Use Water Efficiently on Your Lawn and Yard
Depending on the kind of grass you have, your lawn needs about 1 inch of water per week—that’s a little more than 0.5 gallons per square foot. For most homeowners, their lawns are at the top of the water-consumption list. But there are effective ways to reduce the amount of water your lawn uses.
- Follow local water restrictions – By following the rules, you help ensure there’s enough water for everyone.
- Water in the early morning or evening – Cooler temperatures during this time mean less of the water evaporates.
- Don’t overwater – The average yard needs around an inch of water a week. If you’re not sure how long to water for, put some empty cans down at various places around your yard. Time how long it takes to fill them with 0.5 inches of water. Then water for that length of time twice a week.
- If you use a sprinkler system, make sure it’s laid out so landscaping and lawns get the benefit of the water – Don’t waste water with a layout that sprays your driveway or sidewalk.
- Mulch your trees, shrubs, and flowers to help the plants retain more moisture.
- Plant drought-resistant grass in your lawn – Not only will it need less water, it will hold its color better than less drought-tolerant grass. Zoysia and Bermuda grass are good options.
- Mow less often – No more than once every couple of weeks should be fine. Leave the clippings to mulch the grass.
- Plant drought-resistant cacti and succulents, and natives such as California redbud, rockrose, and golden yarrow. They don’t need much water, so your yard will look good even when water is scarce. See our tips for drought-resistant plants here.
Save More by Landscaping Your Lawn
Replanting your lawn with drought-resistant grass is a great option if you love having a lawn. If you don’t need a lawn, consider getting rid of the grass and landscaping the area instead. Removing turf grass is one of the single most effective things you can do to reduce your water usage.
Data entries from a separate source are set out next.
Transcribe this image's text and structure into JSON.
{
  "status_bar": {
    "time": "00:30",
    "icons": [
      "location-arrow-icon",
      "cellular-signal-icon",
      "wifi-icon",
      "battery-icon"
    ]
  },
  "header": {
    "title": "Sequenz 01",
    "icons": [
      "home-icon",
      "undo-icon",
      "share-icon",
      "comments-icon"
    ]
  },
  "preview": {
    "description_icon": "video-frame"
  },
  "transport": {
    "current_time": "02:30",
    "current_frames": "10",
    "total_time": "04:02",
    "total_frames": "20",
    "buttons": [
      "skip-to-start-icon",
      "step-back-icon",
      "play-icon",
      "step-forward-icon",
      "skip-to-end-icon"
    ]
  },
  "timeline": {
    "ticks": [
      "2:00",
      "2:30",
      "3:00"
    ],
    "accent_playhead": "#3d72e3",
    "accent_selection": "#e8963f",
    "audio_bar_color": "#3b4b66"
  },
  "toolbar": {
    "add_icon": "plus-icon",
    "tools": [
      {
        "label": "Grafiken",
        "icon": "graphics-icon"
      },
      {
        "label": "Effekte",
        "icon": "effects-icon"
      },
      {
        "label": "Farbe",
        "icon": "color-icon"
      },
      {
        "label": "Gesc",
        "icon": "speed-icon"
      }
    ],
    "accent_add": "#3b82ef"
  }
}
Once the job is done, you’ll never have to worry about watering your lawn again! Before getting started, be sure to check what your HOA allows.
The Metropolitan Water District’s Turf Replacement Program can help you offset the cost of converting your lawn. In order to qualify for a rebate, each 100 square feet of turf you convert must include 3 native plants. In addition, the conversion project should include a stormwater retention feature, like a rock garden, rain garden, or rain barrel. If your conversion project qualifies, you may be eligible for a rebate of up to $200 per 100 square feet of turf grass you replace. For more details about outdoor water rebates, see the SoCal WaterSmart website.
Live in a Community That Values the Environment
At Millenia, we care about where we live, and we recognize the impact a neighborhood like ours can have on the local ecosystem, environment, and economy. That’s why we designed our community with an innovative stormwater management system that harnesses the power of rainwater. It earned us the Leadership in Energy and Environmental Design (LEED) certification, recognizing smart growth and green building in new construction. Learn more about how stormwater management works here.
Protecting the environment is a job for everyone. We all have a part to play, and, in California, water conservation is an important piece of the puzzle. Start using these tips to save water at home and you’ll be helping to protect California’s environment and saving money on your utility bills too.